The collar nut also seemed pretty dry with barely any lube on it. My guess is this is what caused it to wear out. Now that I have had the leg completely apart I see exactly where it requires routine lubrication. I was doing that at the top where the beveled gears live but not enough was getting all the way down to the collar nut area. Live and learn I guess, although it would be nice if they had a grease nipple down there for easy lubing. Taking it apart just to lube it is kind of a pain.
Finding the Replacement FW Landing Legs
So the real bad news was there is basically no easy way to change that collar nut as it is stamped in place. I decided the best course of action was a whole new leg and while I was at it I may as well change out the other side. Who knows how close it may be to failure as well. I could find absolutely no numbers or markings on the legs. Researching online I found some replacements by a company called Stromberg Carlson. They had a blueprint with all the key measurements and they matched mine exactly.
We stopped in at a nice RV park called Maverick Ranch in Lajitas, Texas, leaving the truck hooked up and I ordered up some new legs from Etrailer.com. I had used them in the past and was very pleased with their parts quality and customer service. They had replacements in stock from Stromberg Carlson priced at $134 each. Not bad. They did offer free shipping but I elected to go for the 3 day shipping for an extra 39 bucks. That actually turned into 5 days because of foul weather for UPS going across Texas, but what can you do, Murphy’s Law, eh?

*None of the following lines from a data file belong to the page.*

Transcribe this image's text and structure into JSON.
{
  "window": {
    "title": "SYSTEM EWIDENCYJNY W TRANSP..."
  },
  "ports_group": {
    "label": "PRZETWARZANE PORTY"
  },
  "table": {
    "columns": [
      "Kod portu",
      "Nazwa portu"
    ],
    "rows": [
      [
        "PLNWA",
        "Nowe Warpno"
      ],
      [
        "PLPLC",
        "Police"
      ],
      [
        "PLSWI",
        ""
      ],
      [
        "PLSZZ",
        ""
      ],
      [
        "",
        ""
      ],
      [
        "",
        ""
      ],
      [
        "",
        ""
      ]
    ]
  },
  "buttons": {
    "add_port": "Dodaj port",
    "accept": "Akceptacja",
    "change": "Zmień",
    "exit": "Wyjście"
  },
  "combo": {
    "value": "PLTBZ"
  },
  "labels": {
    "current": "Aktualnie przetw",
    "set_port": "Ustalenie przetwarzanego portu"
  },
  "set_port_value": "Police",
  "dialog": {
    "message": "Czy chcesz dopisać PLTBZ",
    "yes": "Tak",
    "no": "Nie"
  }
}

Installing the New Trailer Landing Legs
The install was a very smooth process and everything fit perfect. All I needed was an hour of time, a few wrenches and a Philips screw driver. The legs came without the feet and locking pins so I had to transfer the old ones over. No biggie though. We were soon OK to disconnect our Cougar trailer again with our shiny new landing legs. Hopefully this article and the accompanying video will help out someone who is fixing their similar fifth wheel landing jacks. If you check out the video, in it I show you all the innards and how they come apart. I searched the interwebs a fair bit and couldn’t find much instruction on how the heck to get the dang landing leg apart. Turns out it is pretty easy once you know the sequence. 😉